Almost half of the UK’s stationery retailers have damaged their profit margins due to errors and inaccuracies in product pricing, according to new research.
The findings were published in a report by pricing and automation specialist, Omnia Retail, which questioned 150 retail businesses on the scope and efficacy of their pricing strategies.
The study, Retail Pricing Wars, found that 48 per cent of stationery businesses have jeopardised margins in the past due to pricing decisions significantly missing the mark. Just 39 per cent of businesses said they feel confident that their pricing levels are always accurate.
Almost a fifth (19%) of those surveyed also confessed that the previous implementation of an incorrect pricing strategy has not only led to lost revenues, but negatively impacted their entire business.
Many brands, in a bid to remain competitive ahead of the seasonal sales period, attempt to stand out by simply offering the lowest prices. However, this ruthless competitor undercutting could be costing millions in lost margins.
Almost a fifth (19%) said that competitor price undercutting is a key strategy for their business, with a further 26 per cent of retailers saying that they are usually the first to cut prices ahead of their competitors. However, more than a quarter (26%) said they have had to lose out on margins due to price cutting in the past.
Sander Roose, CEO of Omnia Retail said, “price is a key factor in consumer purchasing decisions. However, many brands have taken this too far; price-cutting to the extreme and becoming embroiled in a damaging ‘race to the bottom.’ This not only damages margins but can have a detrimental effect on reputation, as constant discounting could cheapen a brand or cause consumers to question the quality of product on offer.
“Price cutting was thrown into particularly sharp focus by John Lewis’s recent announcement of a 99% profit slump, which the brand largely blamed on its ambitious ‘never knowingly undersold’ pledge.
“As we head into the busiest shopping period of the year, organisations must find the balance between being undercut by competitors and a strategy whereby constant price-cutting destroys profits.

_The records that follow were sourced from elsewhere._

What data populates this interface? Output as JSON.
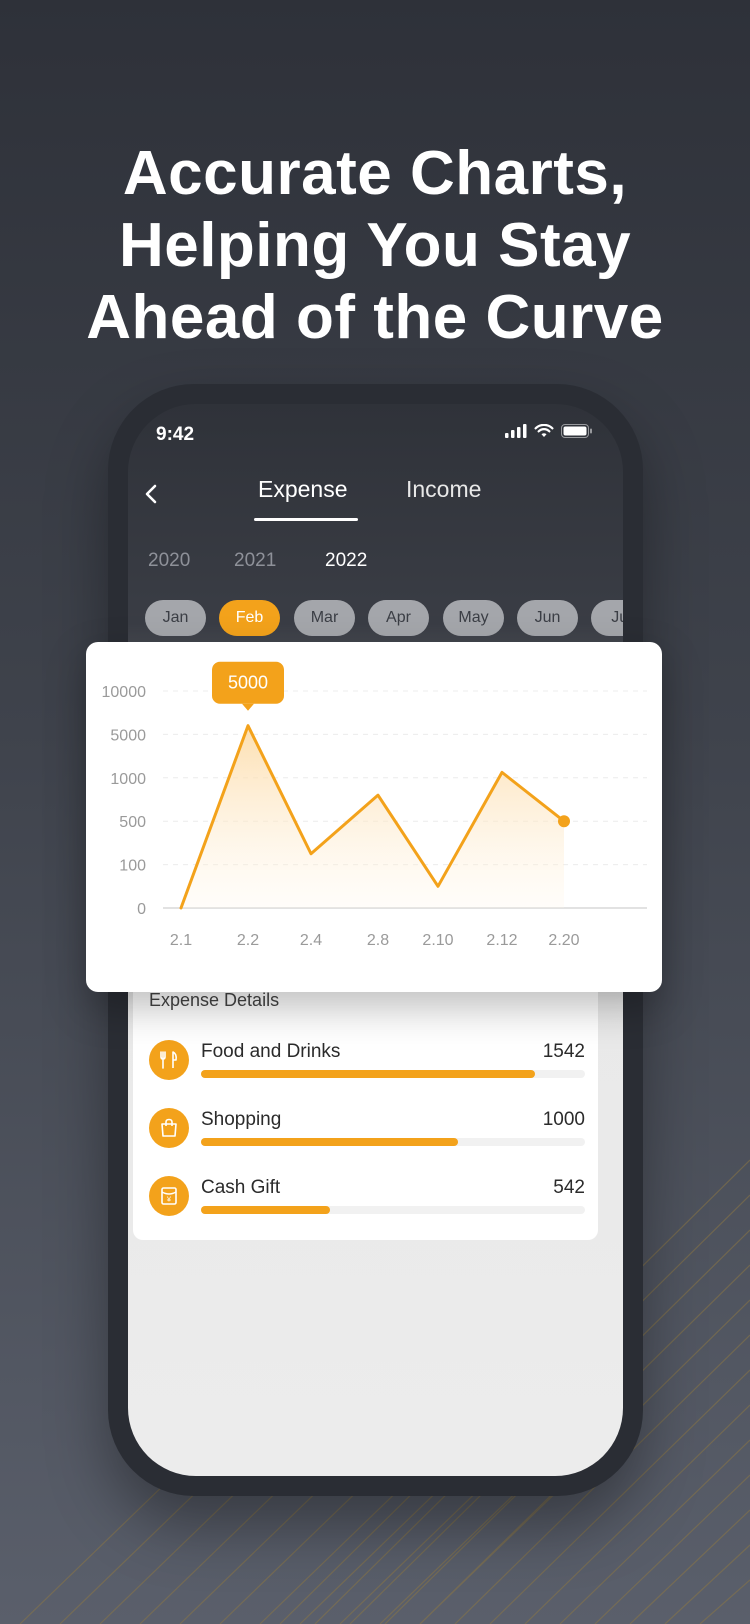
{
  "headline": {
    "line1": "Accurate Charts,",
    "line2": "Helping You Stay",
    "line3": "Ahead of the Curve"
  },
  "status": {
    "time": "9:42"
  },
  "tabs": [
    {
      "label": "Expense",
      "active": true
    },
    {
      "label": "Income",
      "active": false
    }
  ],
  "years": [
    {
      "label": "2020",
      "active": false
    },
    {
      "label": "2021",
      "active": false
    },
    {
      "label": "2022",
      "active": true
    }
  ],
  "months": [
    {
      "label": "Jan",
      "active": false
    },
    {
      "label": "Feb",
      "active": true
    },
    {
      "label": "Mar",
      "active": false
    },
    {
      "label": "Apr",
      "active": false
    },
    {
      "label": "May",
      "active": false
    },
    {
      "label": "Jun",
      "active": false
    },
    {
      "label": "Jul",
      "active": false
    }
  ],
  "chart_data": {
    "type": "line",
    "x": [
      "2.1",
      "2.2",
      "2.4",
      "2.8",
      "2.10",
      "2.12",
      "2.20"
    ],
    "y_ticks": [
      "0",
      "100",
      "500",
      "1000",
      "5000",
      "10000"
    ],
    "series": [
      {
        "values": [
          0,
          6000,
          200,
          800,
          50,
          1500,
          500
        ]
      }
    ],
    "tooltip": {
      "label": "5000",
      "x": "2.2"
    },
    "colors": {
      "line": "#f3a21b",
      "fill": "#fde7c4"
    },
    "grid": true
  },
  "details": {
    "title": "Expense Details",
    "items": [
      {
        "label": "Food and Drinks",
        "value": "1542",
        "progress": 0.87,
        "icon": "fork-knife-icon"
      },
      {
        "label": "Shopping",
        "value": "1000",
        "progress": 0.67,
        "icon": "shopping-bag-icon"
      },
      {
        "label": "Cash Gift",
        "value": "542",
        "progress": 0.335,
        "icon": "red-envelope-icon"
      }
    ]
  },
  "colors": {
    "accent": "#f3a21b"
  }
}
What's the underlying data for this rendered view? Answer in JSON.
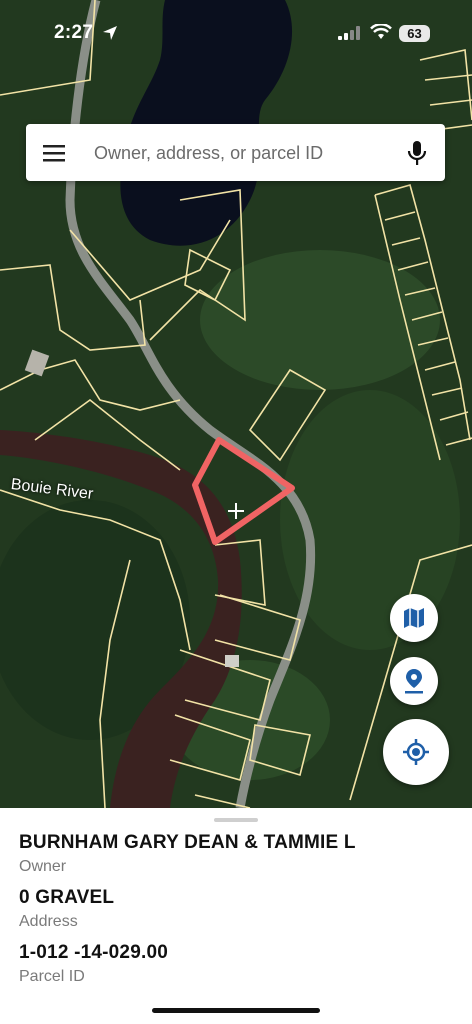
{
  "status_bar": {
    "time": "2:27",
    "battery": "63"
  },
  "search": {
    "placeholder": "Owner, address, or parcel ID"
  },
  "map": {
    "river_label": "Bouie River",
    "selected_parcel_color": "#f06464",
    "parcel_line_color": "#f2e3a6"
  },
  "parcel": {
    "owner": "BURNHAM GARY DEAN & TAMMIE L",
    "owner_label": "Owner",
    "address": "0 GRAVEL",
    "address_label": "Address",
    "parcel_id": "1-012 -14-029.00",
    "parcel_id_label": "Parcel ID"
  },
  "colors": {
    "accent": "#1f5fa8",
    "water": "#3a2220",
    "forest": "#1f3a22"
  }
}
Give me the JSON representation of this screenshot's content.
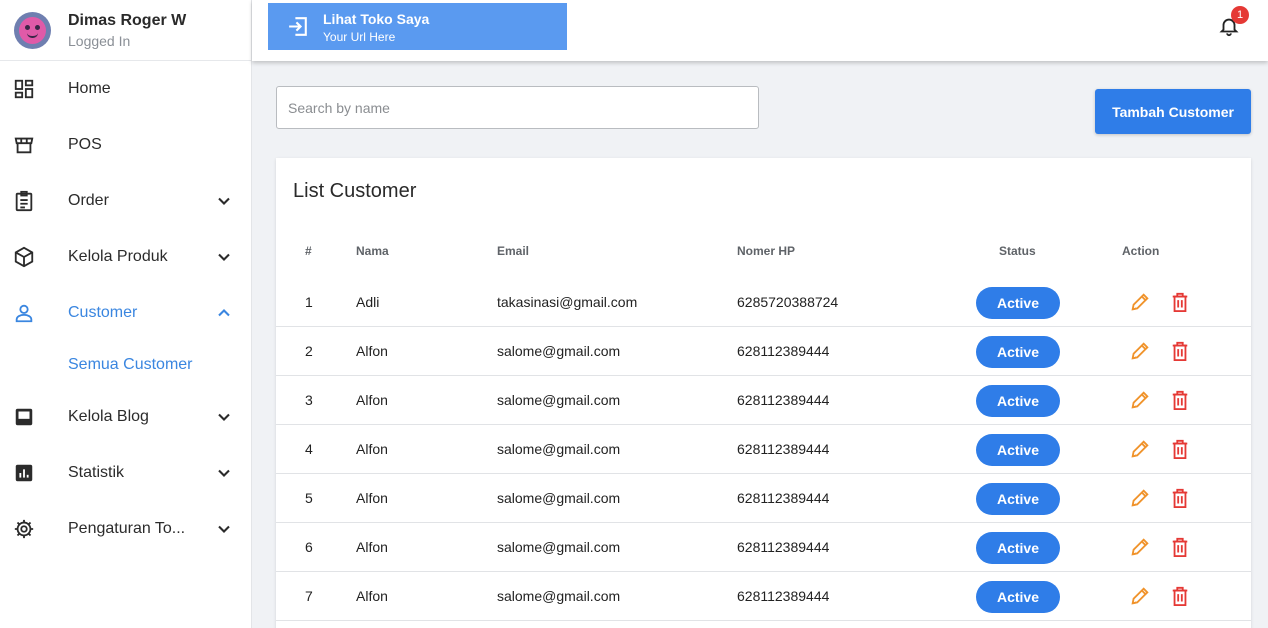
{
  "user": {
    "name": "Dimas Roger W",
    "status": "Logged In"
  },
  "sidebar": {
    "items": [
      {
        "label": "Home",
        "icon": "dashboard-icon"
      },
      {
        "label": "POS",
        "icon": "store-icon"
      },
      {
        "label": "Order",
        "icon": "clipboard-icon"
      },
      {
        "label": "Kelola Produk",
        "icon": "box-icon"
      },
      {
        "label": "Customer",
        "icon": "person-icon"
      },
      {
        "label": "Kelola Blog",
        "icon": "blog-icon"
      },
      {
        "label": "Statistik",
        "icon": "chart-icon"
      },
      {
        "label": "Pengaturan To...",
        "icon": "gear-icon"
      }
    ],
    "customer_sub": "Semua Customer"
  },
  "topbar": {
    "shop_title": "Lihat Toko Saya",
    "shop_sub": "Your Url Here",
    "notif_count": "1"
  },
  "search": {
    "placeholder": "Search by name"
  },
  "add_button": "Tambah Customer",
  "table": {
    "title": "List Customer",
    "headers": [
      "#",
      "Nama",
      "Email",
      "Nomer HP",
      "Status",
      "Action"
    ],
    "rows": [
      {
        "no": "1",
        "name": "Adli",
        "email": "takasinasi@gmail.com",
        "phone": "6285720388724",
        "status": "Active"
      },
      {
        "no": "2",
        "name": "Alfon",
        "email": "salome@gmail.com",
        "phone": "628112389444",
        "status": "Active"
      },
      {
        "no": "3",
        "name": "Alfon",
        "email": "salome@gmail.com",
        "phone": "628112389444",
        "status": "Active"
      },
      {
        "no": "4",
        "name": "Alfon",
        "email": "salome@gmail.com",
        "phone": "628112389444",
        "status": "Active"
      },
      {
        "no": "5",
        "name": "Alfon",
        "email": "salome@gmail.com",
        "phone": "628112389444",
        "status": "Active"
      },
      {
        "no": "6",
        "name": "Alfon",
        "email": "salome@gmail.com",
        "phone": "628112389444",
        "status": "Active"
      },
      {
        "no": "7",
        "name": "Alfon",
        "email": "salome@gmail.com",
        "phone": "628112389444",
        "status": "Active"
      }
    ]
  },
  "colors": {
    "primary": "#2f7de8",
    "active_nav": "#3a86e0",
    "edit": "#f0932b",
    "delete": "#e53935"
  }
}
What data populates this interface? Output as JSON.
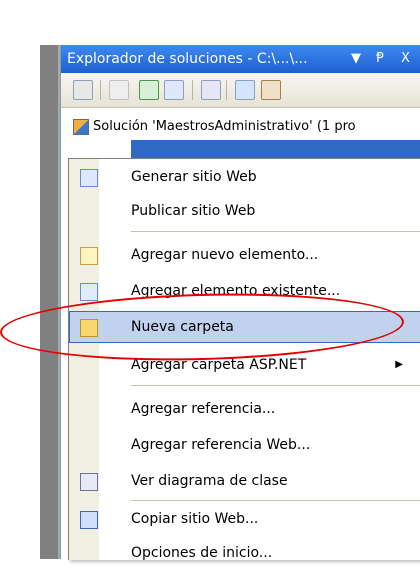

“Essentially, it’s important to remember that staying ahead of the competition is not just about cutting prices; it’s about pricing intelligently. That’s why investing in agile IT infrastructure - that can gather market insights and automate decision-making on a large scale - can be so effective.”